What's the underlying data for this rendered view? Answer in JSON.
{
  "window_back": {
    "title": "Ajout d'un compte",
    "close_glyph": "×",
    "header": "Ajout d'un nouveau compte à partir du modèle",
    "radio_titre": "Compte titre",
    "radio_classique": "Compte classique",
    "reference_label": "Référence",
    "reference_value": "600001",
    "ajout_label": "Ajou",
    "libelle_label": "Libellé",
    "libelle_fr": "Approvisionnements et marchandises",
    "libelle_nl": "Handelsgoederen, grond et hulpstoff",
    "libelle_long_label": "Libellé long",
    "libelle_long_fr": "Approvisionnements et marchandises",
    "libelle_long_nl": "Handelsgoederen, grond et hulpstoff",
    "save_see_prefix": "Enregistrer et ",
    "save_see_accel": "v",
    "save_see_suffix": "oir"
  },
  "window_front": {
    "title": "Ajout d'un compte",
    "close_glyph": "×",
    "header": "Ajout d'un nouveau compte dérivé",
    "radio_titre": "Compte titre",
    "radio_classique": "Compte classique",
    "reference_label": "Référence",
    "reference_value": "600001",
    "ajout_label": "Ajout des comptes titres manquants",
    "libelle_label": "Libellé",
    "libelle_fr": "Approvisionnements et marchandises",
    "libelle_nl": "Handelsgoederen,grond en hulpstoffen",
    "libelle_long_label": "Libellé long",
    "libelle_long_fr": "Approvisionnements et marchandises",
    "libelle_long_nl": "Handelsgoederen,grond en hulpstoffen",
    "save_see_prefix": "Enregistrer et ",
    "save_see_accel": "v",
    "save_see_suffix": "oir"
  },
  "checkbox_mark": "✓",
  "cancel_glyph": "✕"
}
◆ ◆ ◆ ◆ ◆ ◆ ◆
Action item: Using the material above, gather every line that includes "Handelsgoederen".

Result of the task:
    "libelle_nl": "Handelsgoederen, grond et hulpstoff",
    "libelle_long_nl": "Handelsgoederen, grond et hulpstoff",
    "libelle_nl": "Handelsgoederen,grond en hulpstoffen",
    "libelle_long_nl": "Handelsgoederen,grond en hulpstoffen",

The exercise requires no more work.